What motivates procurement leaders such as CPOs (Chief Procurement Officers), Procurement Directors or equivalent? And does this vary between public and private sectors?
They are not just intellectually interesting questions. That issue is something that interests suppliers in particular. I have often presented to executives on the supply side and understanding the motivation of the senior people they are dealing with is obviously very important to them. They believe – rightly or wrongly – that understanding how CPOs think will help them present their own firms better, and ultimately win more work with the CPO’s organisation.
The answer to that question is that many of the factors are exactly the same for public and private sector executives, and indeed for executives from different market sectors or industries. There are some common areas of interest pretty much everywhere.
So of course we would start with achieving value for money, which would hopefully be on the list of any (and every) CPO. Unfortunately, that might translate into “savings” rather than true value for money, depending on how procurement is measured. Going back a few years, we would have said that the public sector was less concerned about “savings” than the private, but with money tight for governments everywhere, and a more commercial focus now in many cases, procurement people in the public sector are often just as obsessed with those savings figures. But whether that is appropriate is another whole topic.
Satisfying the internal stakeholders, budget holders in particular, senior budget holders even more so, is another objective that both public and private sectors have in common. Actually, this one may be more important in the private sector, where organisations can decide that they don’t need procurement people (or even clear processes) at all! In the public sector, EU regulations do make formal procurement a necessity, so arguably procurement people are slightly less worried about their internal stakeholder reputation than their private sector equivalents – with one exception (which we will come into in a moment).
Supporting the wider corporate objectives from a procurement perspective, in particular supporting corporate social responsibility activities, is another factor on most CPOs’ lists.
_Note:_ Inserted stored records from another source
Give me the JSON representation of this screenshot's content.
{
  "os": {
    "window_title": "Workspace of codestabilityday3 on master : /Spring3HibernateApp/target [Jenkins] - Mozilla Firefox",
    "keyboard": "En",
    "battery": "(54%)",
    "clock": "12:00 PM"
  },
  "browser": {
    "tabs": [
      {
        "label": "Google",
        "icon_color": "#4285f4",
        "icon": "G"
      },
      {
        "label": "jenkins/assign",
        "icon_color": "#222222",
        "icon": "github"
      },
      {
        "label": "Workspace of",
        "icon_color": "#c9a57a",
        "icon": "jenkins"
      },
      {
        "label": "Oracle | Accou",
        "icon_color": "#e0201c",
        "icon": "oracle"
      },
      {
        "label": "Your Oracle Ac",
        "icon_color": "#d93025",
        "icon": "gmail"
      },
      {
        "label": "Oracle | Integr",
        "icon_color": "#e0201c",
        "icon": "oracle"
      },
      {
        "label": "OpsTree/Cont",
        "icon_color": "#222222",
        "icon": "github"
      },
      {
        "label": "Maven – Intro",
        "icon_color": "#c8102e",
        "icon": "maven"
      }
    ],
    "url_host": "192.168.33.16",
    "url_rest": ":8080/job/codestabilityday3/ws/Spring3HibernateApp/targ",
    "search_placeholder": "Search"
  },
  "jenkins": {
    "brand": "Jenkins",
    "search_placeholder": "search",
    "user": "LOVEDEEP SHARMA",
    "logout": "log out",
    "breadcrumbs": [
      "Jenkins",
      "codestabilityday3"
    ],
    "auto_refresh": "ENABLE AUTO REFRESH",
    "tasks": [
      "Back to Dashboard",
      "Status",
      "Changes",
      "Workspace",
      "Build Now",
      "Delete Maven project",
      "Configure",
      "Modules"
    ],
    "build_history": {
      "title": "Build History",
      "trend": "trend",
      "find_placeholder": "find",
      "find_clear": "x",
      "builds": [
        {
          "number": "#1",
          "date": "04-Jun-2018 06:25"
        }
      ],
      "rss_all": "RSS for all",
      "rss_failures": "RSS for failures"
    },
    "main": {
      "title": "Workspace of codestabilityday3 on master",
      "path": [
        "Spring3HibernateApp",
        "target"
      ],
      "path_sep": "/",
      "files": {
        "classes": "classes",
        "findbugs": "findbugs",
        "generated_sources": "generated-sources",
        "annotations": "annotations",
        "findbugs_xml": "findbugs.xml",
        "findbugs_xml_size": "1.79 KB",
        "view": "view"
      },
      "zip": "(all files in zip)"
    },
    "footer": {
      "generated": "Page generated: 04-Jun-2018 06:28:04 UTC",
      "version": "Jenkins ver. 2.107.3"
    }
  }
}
But the difference here, we would argue, is not between public and private sector executives. It is more between organisations that decide, either for altruistic reasons or for more selfish reasons, that they want to embrace CSR, and those that don’t make that choice. And that includes both public and private sector.
But the biggest difference is in what we would consider the number one objective for CPOs and senior procurement folk generally in the public sector. That is to keep their most senior stakeholders – politicians, elected representatives, and the very top level of executives – out of the newspapers and media generally. In other words, don’t let procurement become a scandal. The worst thing for a CPO in government is to see their “boss” on the front page of a newspaper because of a major failure in procurement, a scandal about a supplier, or perhaps evidence of corruption.
We may be a little cynical but most public procurement people would sacrifice a significant percentage of “value for money” in return for ensuring that there were no problems of this nature. Part of that is an admirable desire to support the top people and make sure they don’t get into trouble. But the other factor is that the CPO knows this sort of issue will lose them the confidence of their bosses and can actually bring a career to an end quite quickly. So that is a major reason why the public sector is often considered risk averse in terms of procurement approaches.
A few years ago, the British Prime Minister called for public procurement people to take more risks. “We will stand by them if they do that”, he said. But then he spoilt that sentiment by adding “as long as they have worked within the rules.” And that is the problem. To take more risks in public procurement often means working to the very edge of the EU or national regulations or even perhaps stepping over the boundaries.
And if things go wrong then, who will take the blame? Will it be the politician or the Chief Executive? Well, it might not be good for them, but there is no doubt that it will be positioned as largely Procurement’s fault! Now we don’t have an easy answer to solve this problem. But it may be that procurement people, senior management and elected representatives all need to be more open and honest with each other about the risks that they choose to take (or don’t choose to take), and share responsibility for both success and failure.